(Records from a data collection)
-- -- --

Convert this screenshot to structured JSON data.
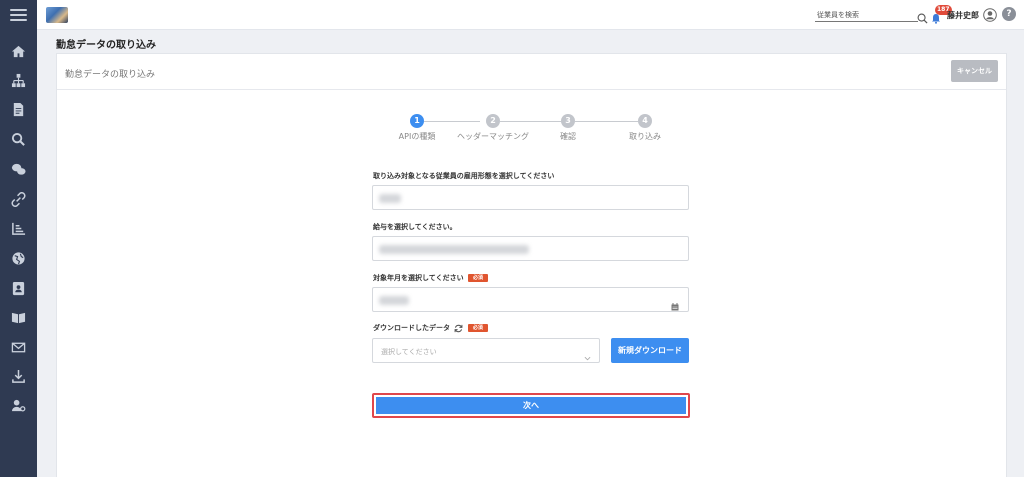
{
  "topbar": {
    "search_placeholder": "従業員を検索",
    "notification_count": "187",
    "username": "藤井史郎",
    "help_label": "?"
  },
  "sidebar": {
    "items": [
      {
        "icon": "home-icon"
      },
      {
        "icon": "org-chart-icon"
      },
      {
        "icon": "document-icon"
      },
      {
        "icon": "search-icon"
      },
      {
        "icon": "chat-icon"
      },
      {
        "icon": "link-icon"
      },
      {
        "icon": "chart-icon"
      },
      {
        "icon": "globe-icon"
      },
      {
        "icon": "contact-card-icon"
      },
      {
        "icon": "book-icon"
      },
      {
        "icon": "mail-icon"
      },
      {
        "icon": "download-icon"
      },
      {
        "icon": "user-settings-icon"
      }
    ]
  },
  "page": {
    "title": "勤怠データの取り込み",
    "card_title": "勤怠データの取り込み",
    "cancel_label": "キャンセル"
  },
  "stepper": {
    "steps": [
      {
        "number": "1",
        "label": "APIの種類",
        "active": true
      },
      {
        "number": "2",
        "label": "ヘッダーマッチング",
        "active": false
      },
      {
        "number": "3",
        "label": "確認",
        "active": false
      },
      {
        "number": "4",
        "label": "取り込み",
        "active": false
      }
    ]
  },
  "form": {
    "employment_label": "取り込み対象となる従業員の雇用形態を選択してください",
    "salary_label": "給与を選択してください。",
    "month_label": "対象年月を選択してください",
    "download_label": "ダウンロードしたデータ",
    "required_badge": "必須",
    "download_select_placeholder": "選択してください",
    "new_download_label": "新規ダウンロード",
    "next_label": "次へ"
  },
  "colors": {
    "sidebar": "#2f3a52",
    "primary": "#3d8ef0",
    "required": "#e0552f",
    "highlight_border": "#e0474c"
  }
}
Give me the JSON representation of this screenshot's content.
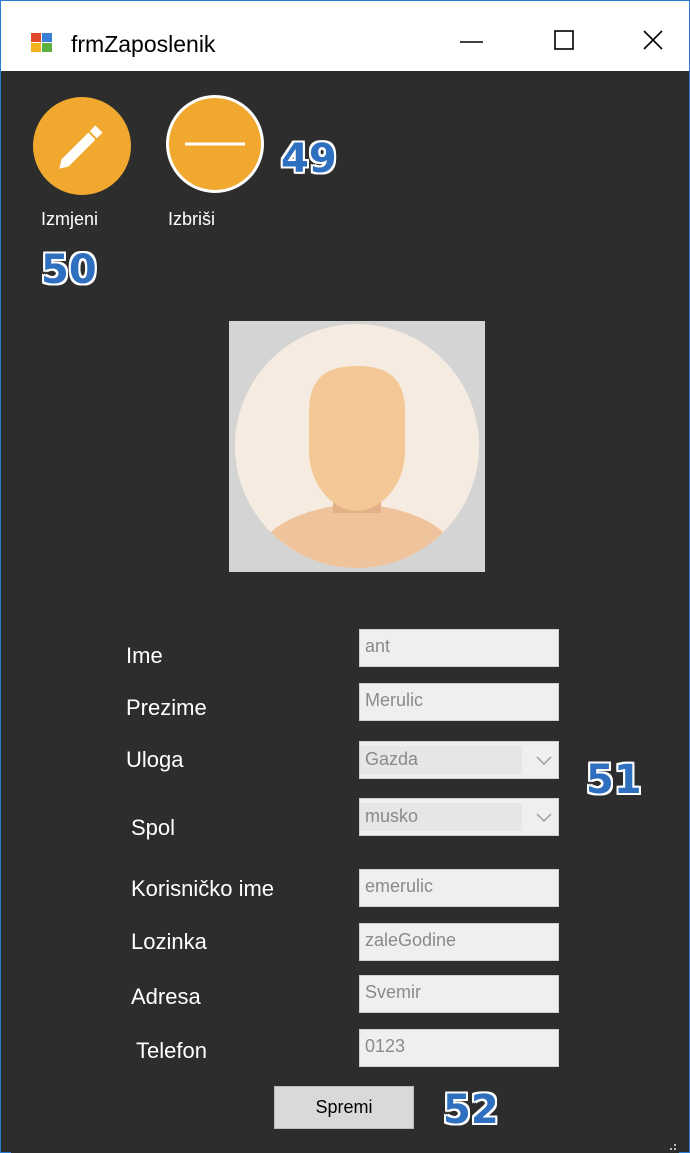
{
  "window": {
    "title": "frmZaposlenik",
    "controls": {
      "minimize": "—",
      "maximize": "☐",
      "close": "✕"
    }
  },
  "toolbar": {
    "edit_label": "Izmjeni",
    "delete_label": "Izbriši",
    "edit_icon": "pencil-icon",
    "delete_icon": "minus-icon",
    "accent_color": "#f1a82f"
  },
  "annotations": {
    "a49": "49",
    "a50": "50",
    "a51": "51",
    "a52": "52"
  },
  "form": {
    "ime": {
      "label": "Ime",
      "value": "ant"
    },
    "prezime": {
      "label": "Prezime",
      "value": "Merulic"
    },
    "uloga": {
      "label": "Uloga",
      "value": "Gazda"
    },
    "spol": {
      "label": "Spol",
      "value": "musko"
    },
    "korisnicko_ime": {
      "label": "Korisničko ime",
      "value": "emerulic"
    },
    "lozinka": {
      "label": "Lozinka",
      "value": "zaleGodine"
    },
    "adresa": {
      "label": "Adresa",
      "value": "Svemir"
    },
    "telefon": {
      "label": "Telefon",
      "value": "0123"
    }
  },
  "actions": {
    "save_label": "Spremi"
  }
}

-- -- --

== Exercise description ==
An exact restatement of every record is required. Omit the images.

== Response below ==
Convert this screenshot to structured JSON data.
{
  "topbar": {
    "search_placeholder": "従業員を検索",
    "notification_count": "187",
    "username": "藤井史郎",
    "help_label": "?"
  },
  "sidebar": {
    "items": [
      {
        "icon": "home-icon"
      },
      {
        "icon": "org-chart-icon"
      },
      {
        "icon": "document-icon"
      },
      {
        "icon": "search-icon"
      },
      {
        "icon": "chat-icon"
      },
      {
        "icon": "link-icon"
      },
      {
        "icon": "chart-icon"
      },
      {
        "icon": "globe-icon"
      },
      {
        "icon": "contact-card-icon"
      },
      {
        "icon": "book-icon"
      },
      {
        "icon": "mail-icon"
      },
      {
        "icon": "download-icon"
      },
      {
        "icon": "user-settings-icon"
      }
    ]
  },
  "page": {
    "title": "勤怠データの取り込み",
    "card_title": "勤怠データの取り込み",
    "cancel_label": "キャンセル"
  },
  "stepper": {
    "steps": [
      {
        "number": "1",
        "label": "APIの種類",
        "active": true
      },
      {
        "number": "2",
        "label": "ヘッダーマッチング",
        "active": false
      },
      {
        "number": "3",
        "label": "確認",
        "active": false
      },
      {
        "number": "4",
        "label": "取り込み",
        "active": false
      }
    ]
  },
  "form": {
    "employment_label": "取り込み対象となる従業員の雇用形態を選択してください",
    "salary_label": "給与を選択してください。",
    "month_label": "対象年月を選択してください",
    "download_label": "ダウンロードしたデータ",
    "required_badge": "必須",
    "download_select_placeholder": "選択してください",
    "new_download_label": "新規ダウンロード",
    "next_label": "次へ"
  },
  "colors": {
    "sidebar": "#2f3a52",
    "primary": "#3d8ef0",
    "required": "#e0552f",
    "highlight_border": "#e0474c"
  }
}
Give me the JSON representation of this screenshot's content.
{
  "window": {
    "title": "frmZaposlenik",
    "controls": {
      "minimize": "—",
      "maximize": "☐",
      "close": "✕"
    }
  },
  "toolbar": {
    "edit_label": "Izmjeni",
    "delete_label": "Izbriši",
    "edit_icon": "pencil-icon",
    "delete_icon": "minus-icon",
    "accent_color": "#f1a82f"
  },
  "annotations": {
    "a49": "49",
    "a50": "50",
    "a51": "51",
    "a52": "52"
  },
  "form": {
    "ime": {
      "label": "Ime",
      "value": "ant"
    },
    "prezime": {
      "label": "Prezime",
      "value": "Merulic"
    },
    "uloga": {
      "label": "Uloga",
      "value": "Gazda"
    },
    "spol": {
      "label": "Spol",
      "value": "musko"
    },
    "korisnicko_ime": {
      "label": "Korisničko ime",
      "value": "emerulic"
    },
    "lozinka": {
      "label": "Lozinka",
      "value": "zaleGodine"
    },
    "adresa": {
      "label": "Adresa",
      "value": "Svemir"
    },
    "telefon": {
      "label": "Telefon",
      "value": "0123"
    }
  },
  "actions": {
    "save_label": "Spremi"
  }
}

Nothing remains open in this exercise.